The origins of noise rock can be traced back to bands like The Velvet Underground and The Stooges, who incorporated elements of distortion and feedback into their music. However, it was the New York-based band Sonic Youth that helped define the genre with their groundbreaking album "Daydream Nation" in 1988. Sonic Youth's use of alternate guitar tunings and unconventional playing techniques created a unique sonic landscape that became synonymous with noise rock.
Key characteristics of noise rock include heavily distorted guitars, aggressive drumming, and often chaotic vocals. The genre embraces dissonance and feedback as musical elements rather than flaws. Bands often experiment with unconventional song structures, incorporating improvisation and extended instrumental passages.
Over time, noise rock has evolved to incorporate elements from other genres such as shoegaze, post-hardcore, and metal. Bands like My Bloody Valentine and Swans have added layers of atmospheric textures to the genre while maintaining its aggressive edge. Other notable noise rock bands include Big Black, Jesus Lizard, Shellac, and Lightning Bolt.
One significant album associated with noise rock is "Psychocandy" by The Jesus and Mary Chain released in 1985. This album combined noisy guitars with pop melodies, creating a unique blend that influenced many future noise rock bands.

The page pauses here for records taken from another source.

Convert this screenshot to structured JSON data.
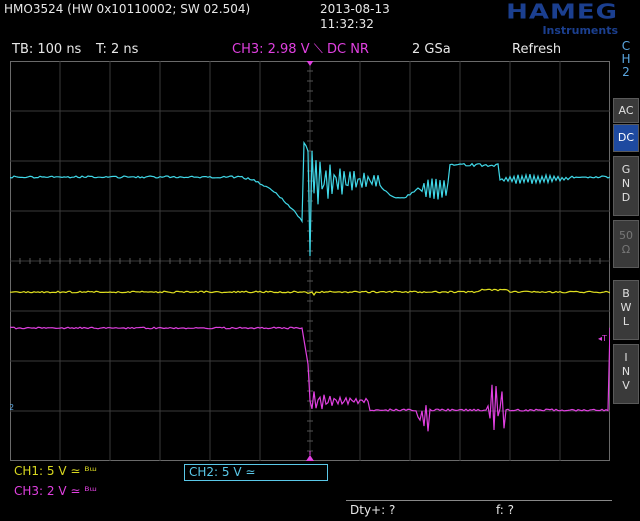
{
  "header": {
    "model": "HMO3524 (HW 0x10110002; SW 02.504)",
    "date": "2013-08-13",
    "time": "11:32:32",
    "logo_main": "HAMEG",
    "logo_sub": "Instruments"
  },
  "status": {
    "timebase": "TB: 100 ns",
    "trigger_time": "T: 2 ns",
    "trigger": "CH3: 2.98 V ⟍ DC NR",
    "sample_rate": "2 GSa",
    "mode": "Refresh"
  },
  "side_panel": {
    "channel": [
      "C",
      "H",
      "2"
    ],
    "buttons": [
      {
        "label": "AC",
        "active": false
      },
      {
        "label": "DC",
        "active": true
      },
      {
        "label": "G N D",
        "active": false
      },
      {
        "label": "50 Ω",
        "active": false,
        "dim": true
      },
      {
        "label": "B W L",
        "active": false
      },
      {
        "label": "I N V",
        "active": false
      }
    ]
  },
  "channels": {
    "ch1": "CH1: 5 V ≃ ᴮᵚ",
    "ch2": "CH2: 5 V ≃",
    "ch3": "CH3: 2 V ≃ ᴮᵚ"
  },
  "measurements": {
    "m1": "Dty+: ?",
    "m2": "f: ?"
  },
  "colors": {
    "ch1": "#e0e020",
    "ch2": "#40d8e8",
    "ch3": "#e040e0",
    "grid": "#3a3a3a",
    "logo": "#1b3f8f"
  },
  "markers": {
    "left_ch_label": "2",
    "trigger_label": "T"
  }
}
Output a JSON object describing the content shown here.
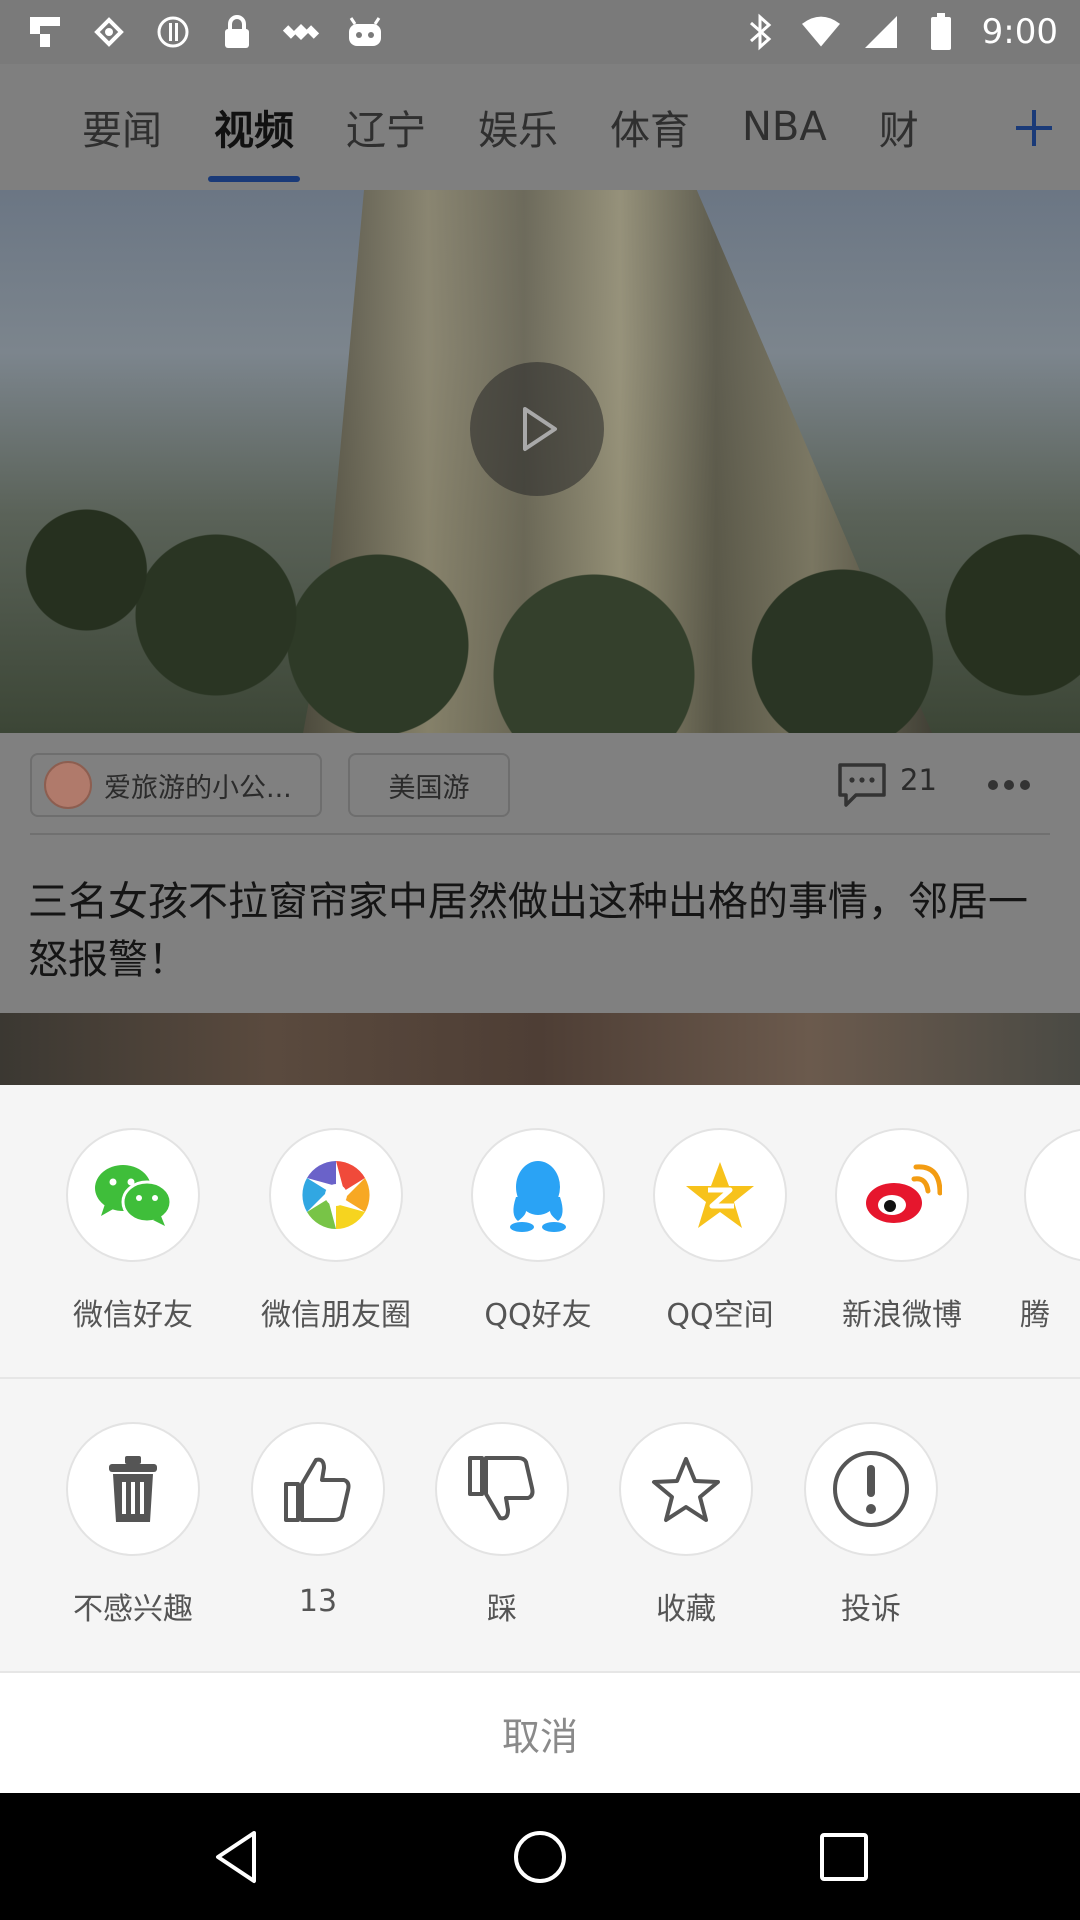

Noise rock's impact on the global music scene cannot be understated. Its abrasive sound challenged conventional notions of what constituted "good" music, inspiring countless musicians to push boundaries and experiment with new sounds. Many alternative rock bands in the 1990s were heavily influenced by noise rock's DIY ethos and disregard for traditional song structures.